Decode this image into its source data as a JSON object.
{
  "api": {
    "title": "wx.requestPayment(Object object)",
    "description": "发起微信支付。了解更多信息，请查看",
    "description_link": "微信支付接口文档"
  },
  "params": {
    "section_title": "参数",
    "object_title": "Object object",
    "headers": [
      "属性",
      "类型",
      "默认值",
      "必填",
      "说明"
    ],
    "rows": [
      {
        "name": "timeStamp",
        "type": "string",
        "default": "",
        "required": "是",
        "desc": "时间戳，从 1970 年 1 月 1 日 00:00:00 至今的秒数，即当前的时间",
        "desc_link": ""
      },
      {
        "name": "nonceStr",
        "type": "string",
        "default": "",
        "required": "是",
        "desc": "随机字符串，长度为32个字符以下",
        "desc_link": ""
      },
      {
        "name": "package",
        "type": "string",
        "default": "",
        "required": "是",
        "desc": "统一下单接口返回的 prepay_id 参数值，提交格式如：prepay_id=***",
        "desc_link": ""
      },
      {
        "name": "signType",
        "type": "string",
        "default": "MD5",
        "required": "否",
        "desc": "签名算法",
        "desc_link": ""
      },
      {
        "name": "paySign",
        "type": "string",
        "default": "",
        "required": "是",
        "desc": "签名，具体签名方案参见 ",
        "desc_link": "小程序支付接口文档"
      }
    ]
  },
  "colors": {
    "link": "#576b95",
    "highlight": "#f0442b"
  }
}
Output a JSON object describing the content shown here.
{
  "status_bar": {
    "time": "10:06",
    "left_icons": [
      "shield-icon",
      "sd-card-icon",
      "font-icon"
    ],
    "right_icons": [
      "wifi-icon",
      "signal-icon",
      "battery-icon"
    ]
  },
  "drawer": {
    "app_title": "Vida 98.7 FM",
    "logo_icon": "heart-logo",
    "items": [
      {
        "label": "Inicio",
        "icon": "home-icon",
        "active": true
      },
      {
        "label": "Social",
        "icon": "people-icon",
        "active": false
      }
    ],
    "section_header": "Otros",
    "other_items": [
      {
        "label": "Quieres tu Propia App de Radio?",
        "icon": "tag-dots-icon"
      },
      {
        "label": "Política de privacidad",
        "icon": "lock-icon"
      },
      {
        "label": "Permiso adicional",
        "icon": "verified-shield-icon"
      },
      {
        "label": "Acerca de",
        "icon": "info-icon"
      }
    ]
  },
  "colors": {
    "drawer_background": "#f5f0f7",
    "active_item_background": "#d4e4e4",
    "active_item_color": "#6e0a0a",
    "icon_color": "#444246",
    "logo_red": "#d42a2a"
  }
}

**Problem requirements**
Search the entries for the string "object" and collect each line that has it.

**Solution to this problem**
Decode this image into its source data as a JSON object.
    "title": "wx.requestPayment(Object object)",
    "object_title": "Object object",
Output a JSON object describing the content shown here.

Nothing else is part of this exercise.